Would you set down the complete data below, exactly as shown?
- Opening Delimiter -
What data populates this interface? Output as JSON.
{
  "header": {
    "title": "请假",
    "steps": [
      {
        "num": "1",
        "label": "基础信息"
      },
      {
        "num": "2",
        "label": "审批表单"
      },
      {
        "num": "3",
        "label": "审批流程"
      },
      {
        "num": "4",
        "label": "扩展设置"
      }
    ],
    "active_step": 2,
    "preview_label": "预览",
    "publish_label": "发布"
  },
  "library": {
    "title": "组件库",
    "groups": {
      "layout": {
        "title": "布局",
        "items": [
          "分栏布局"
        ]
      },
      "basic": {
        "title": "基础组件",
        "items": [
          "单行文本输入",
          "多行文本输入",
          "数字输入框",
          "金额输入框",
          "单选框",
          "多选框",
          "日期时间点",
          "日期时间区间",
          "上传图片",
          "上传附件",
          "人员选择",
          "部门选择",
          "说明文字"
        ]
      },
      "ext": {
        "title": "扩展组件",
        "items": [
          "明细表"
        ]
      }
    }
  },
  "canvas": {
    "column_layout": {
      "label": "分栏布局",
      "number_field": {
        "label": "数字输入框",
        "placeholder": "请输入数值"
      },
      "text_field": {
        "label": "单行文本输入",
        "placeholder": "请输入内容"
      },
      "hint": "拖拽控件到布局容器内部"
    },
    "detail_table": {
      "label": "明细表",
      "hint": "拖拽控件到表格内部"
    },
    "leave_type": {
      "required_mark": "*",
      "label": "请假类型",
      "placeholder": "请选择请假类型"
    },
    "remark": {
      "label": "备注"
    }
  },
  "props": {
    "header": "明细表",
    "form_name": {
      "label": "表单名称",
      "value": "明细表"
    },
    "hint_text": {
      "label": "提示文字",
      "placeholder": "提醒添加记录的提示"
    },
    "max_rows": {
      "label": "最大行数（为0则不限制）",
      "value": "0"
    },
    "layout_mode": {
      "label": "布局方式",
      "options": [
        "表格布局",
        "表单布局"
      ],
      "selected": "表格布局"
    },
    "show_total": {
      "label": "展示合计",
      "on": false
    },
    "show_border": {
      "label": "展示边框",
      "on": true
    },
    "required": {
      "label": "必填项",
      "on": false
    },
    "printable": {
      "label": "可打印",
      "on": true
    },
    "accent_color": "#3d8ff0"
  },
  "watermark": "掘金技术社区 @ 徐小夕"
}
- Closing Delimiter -
* [Problem solution]:
What data populates this interface? Output as JSON.
{
  "header": {
    "title": "请假",
    "steps": [
      {
        "num": "1",
        "label": "基础信息"
      },
      {
        "num": "2",
        "label": "审批表单"
      },
      {
        "num": "3",
        "label": "审批流程"
      },
      {
        "num": "4",
        "label": "扩展设置"
      }
    ],
    "active_step": 2,
    "preview_label": "预览",
    "publish_label": "发布"
  },
  "library": {
    "title": "组件库",
    "groups": {
      "layout": {
        "title": "布局",
        "items": [
          "分栏布局"
        ]
      },
      "basic": {
        "title": "基础组件",
        "items": [
          "单行文本输入",
          "多行文本输入",
          "数字输入框",
          "金额输入框",
          "单选框",
          "多选框",
          "日期时间点",
          "日期时间区间",
          "上传图片",
          "上传附件",
          "人员选择",
          "部门选择",
          "说明文字"
        ]
      },
      "ext": {
        "title": "扩展组件",
        "items": [
          "明细表"
        ]
      }
    }
  },
  "canvas": {
    "column_layout": {
      "label": "分栏布局",
      "number_field": {
        "label": "数字输入框",
        "placeholder": "请输入数值"
      },
      "text_field": {
        "label": "单行文本输入",
        "placeholder": "请输入内容"
      },
      "hint": "拖拽控件到布局容器内部"
    },
    "detail_table": {
      "label": "明细表",
      "hint": "拖拽控件到表格内部"
    },
    "leave_type": {
      "required_mark": "*",
      "label": "请假类型",
      "placeholder": "请选择请假类型"
    },
    "remark": {
      "label": "备注"
    }
  },
  "props": {
    "header": "明细表",
    "form_name": {
      "label": "表单名称",
      "value": "明细表"
    },
    "hint_text": {
      "label": "提示文字",
      "placeholder": "提醒添加记录的提示"
    },
    "max_rows": {
      "label": "最大行数（为0则不限制）",
      "value": "0"
    },
    "layout_mode": {
      "label": "布局方式",
      "options": [
        "表格布局",
        "表单布局"
      ],
      "selected": "表格布局"
    },
    "show_total": {
      "label": "展示合计",
      "on": false
    },
    "show_border": {
      "label": "展示边框",
      "on": true
    },
    "required": {
      "label": "必填项",
      "on": false
    },
    "printable": {
      "label": "可打印",
      "on": true
    },
    "accent_color": "#3d8ff0"
  },
  "watermark": "掘金技术社区 @ 徐小夕"
}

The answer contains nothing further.